Corporate Officers and Directors
Disclosure Requirements

From the Paper:

"Potential loopholes aside, auditors are now held to a much higher standard legally. Vast restrictions are placed on the number and type of services an auditor may perform in addition to the act of auditing. This makes considerable sense, given that an auditor that provides accounting consultation services to a corporation would be far more inclined to act in a biased manner when auditing his own work. The restrictions are numerous, but the intent remains the same; to preclude any perceived or actual conflicts of interest where the auditor-client relationship is concerned."

Sample of Sources Used:

  • Bumgardner, L. (2003). Reforming Corporate America. Retrieved 3 June, 2007 from
  • Byrne, J.A. (2002). Joe Berardino's Fall from Grace.
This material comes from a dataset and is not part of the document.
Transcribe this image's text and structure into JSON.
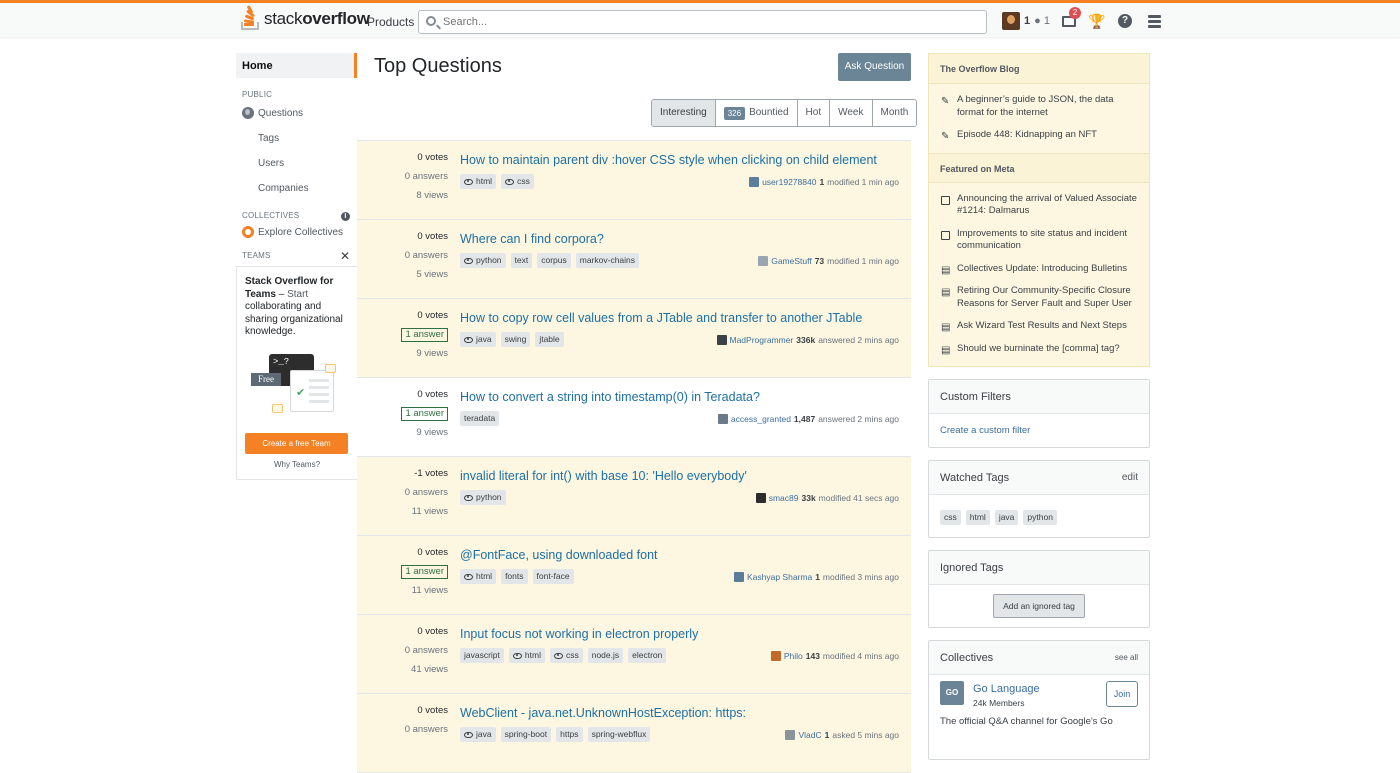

Business Week, August 12, 2002.
  • Williams, J.R., Haka, S.F., Bettner, M.S., Carcello, J.V. (2006). Financial Accounting (12th ed). New York: The McGraw-Hill Companies, Inc.

Cite this Analytical Essay:

APA Format

Sarbanes-Oxley Act (2008, March 24) Retrieved January 27, 2022, from

MLA Format

"Sarbanes-Oxley Act" 24 March 2008. Web. 27 January. 2022. <>